Defence’s $18m investment in the barge ramp in reality buys only 60 days access a year — the rest will be made available to commercial shipping — and is guaranteed for only the next 20 years. The ramp is needed for supplying roll-on, roll-off ships but isn’t relevant for other types of navy vessels. One wonders why there is such under-investment in our naval infrastructure in the north despite successive governments saying how vital this is.
About 100 navy and allied ship visits to Darwin Harbour happen every year and the number is expected to grow, particularly as the US Marine taskforce reaches its planned growth to 2500 personnel with supporting ships. These vessels rely on inadequate wharf access in areas that will now be run by Landbridge Group.
We do not know the extent to which the US may have been consulted about the leasing proposal. It is certain, though, that Washington would take the matter very seriously. Its interest will not only be about the harbour in peacetime but what potential impact the new leasing arrangements will have in times of regional crisis when there will be substantial pressure on harbour facilities.
Let’s not be naive here. We face an increasingly tough strategic competition between China and the US and its friends and allies. No one could confidently claim this competition wouldn’t give rise to open hostility. No one wishes for this outcome and no organisation works harder than Defence to prevent it, but government must be satisfied Australia’s national security interest will be top priority.
In agreeing to the proposal for the barge ramp, parliament’s public works committee asked Defence to report back with ‘‘any changes to the project scope, time cost function of design’’. The lease of the Port of Darwin should trigger an urgent reconsideration of this proposal, this time taking a detailed look at the wider national security considerations.
More broadly, the Port of Darwin debacle should force reconsideration of how Australia deals with the national security implications of foreign direct investment proposals. Bizarrely, no commonwealth agency — not Defence or the intelligence agencies — has clear responsibility to assess the national security impact of such investments.
Defence’s interaction with the FIRB typically is limited to assessing how specific bases and facilities may be affected by foreign direct investment. ASIO assesses risks of subversion and espionage, but these assessments can fall short of considering the aggregate effect of foreign direct investment on national security. FIRB has a bias to facilitating investment.
In effect the national security committee of cabinet has become the only place where a broad national security test can be applied to investment decisions. That works on only the few occasions when projects are brought to the NSC. The FIRB should be redeveloped with a view to strengthening the capacity for sensible whole-of-government decision-making on national security. A group outside of Treasury — maybe Defence or the Prime Minister’s Department — needs to be explicitly vested with the responsibility to advise on the national security impact of foreign direct investment, not simply on whether investments encroach on Defence bases.
As NSW considers options to lease or privatise its electricity infrastructure in the form of Transgrid, the need is for a careful assessment of the national security implications.
Can leasing ‘‘poles and wires’’ be considered strategic?

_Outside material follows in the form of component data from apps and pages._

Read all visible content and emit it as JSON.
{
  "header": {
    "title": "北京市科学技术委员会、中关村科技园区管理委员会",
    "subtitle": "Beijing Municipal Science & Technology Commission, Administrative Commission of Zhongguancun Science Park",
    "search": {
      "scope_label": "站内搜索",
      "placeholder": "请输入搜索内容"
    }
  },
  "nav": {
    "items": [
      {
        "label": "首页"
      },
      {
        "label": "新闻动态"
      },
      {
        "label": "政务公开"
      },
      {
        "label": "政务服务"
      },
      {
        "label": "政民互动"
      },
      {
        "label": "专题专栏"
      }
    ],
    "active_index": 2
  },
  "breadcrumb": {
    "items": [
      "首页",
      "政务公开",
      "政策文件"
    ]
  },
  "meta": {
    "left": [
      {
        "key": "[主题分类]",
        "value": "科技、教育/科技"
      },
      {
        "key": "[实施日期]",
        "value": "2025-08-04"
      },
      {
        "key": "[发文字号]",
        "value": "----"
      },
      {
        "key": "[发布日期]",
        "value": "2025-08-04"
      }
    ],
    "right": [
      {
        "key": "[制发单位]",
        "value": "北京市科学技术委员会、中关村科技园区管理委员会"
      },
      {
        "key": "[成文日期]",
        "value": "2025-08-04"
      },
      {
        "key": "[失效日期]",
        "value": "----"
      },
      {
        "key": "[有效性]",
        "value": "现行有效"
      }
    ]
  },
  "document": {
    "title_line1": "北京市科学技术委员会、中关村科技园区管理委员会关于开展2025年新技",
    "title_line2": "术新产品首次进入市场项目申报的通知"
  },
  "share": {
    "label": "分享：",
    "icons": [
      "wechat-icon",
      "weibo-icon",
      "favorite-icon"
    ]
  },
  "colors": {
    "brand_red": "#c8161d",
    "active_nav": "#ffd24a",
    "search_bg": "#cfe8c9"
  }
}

Yes, because Transgrid supplies power to all Australia’s defence and intelligence facilities in NSW and the ACT and operates the third largest telecoms network in the country.
Unlike the Port of Darwin experience, NSW’s lease or privatisation of Transgrid should be an open and considered process rather than a graceless race for cash.
Peter Jennings is executive director of the Australian Strategic Policy Institute.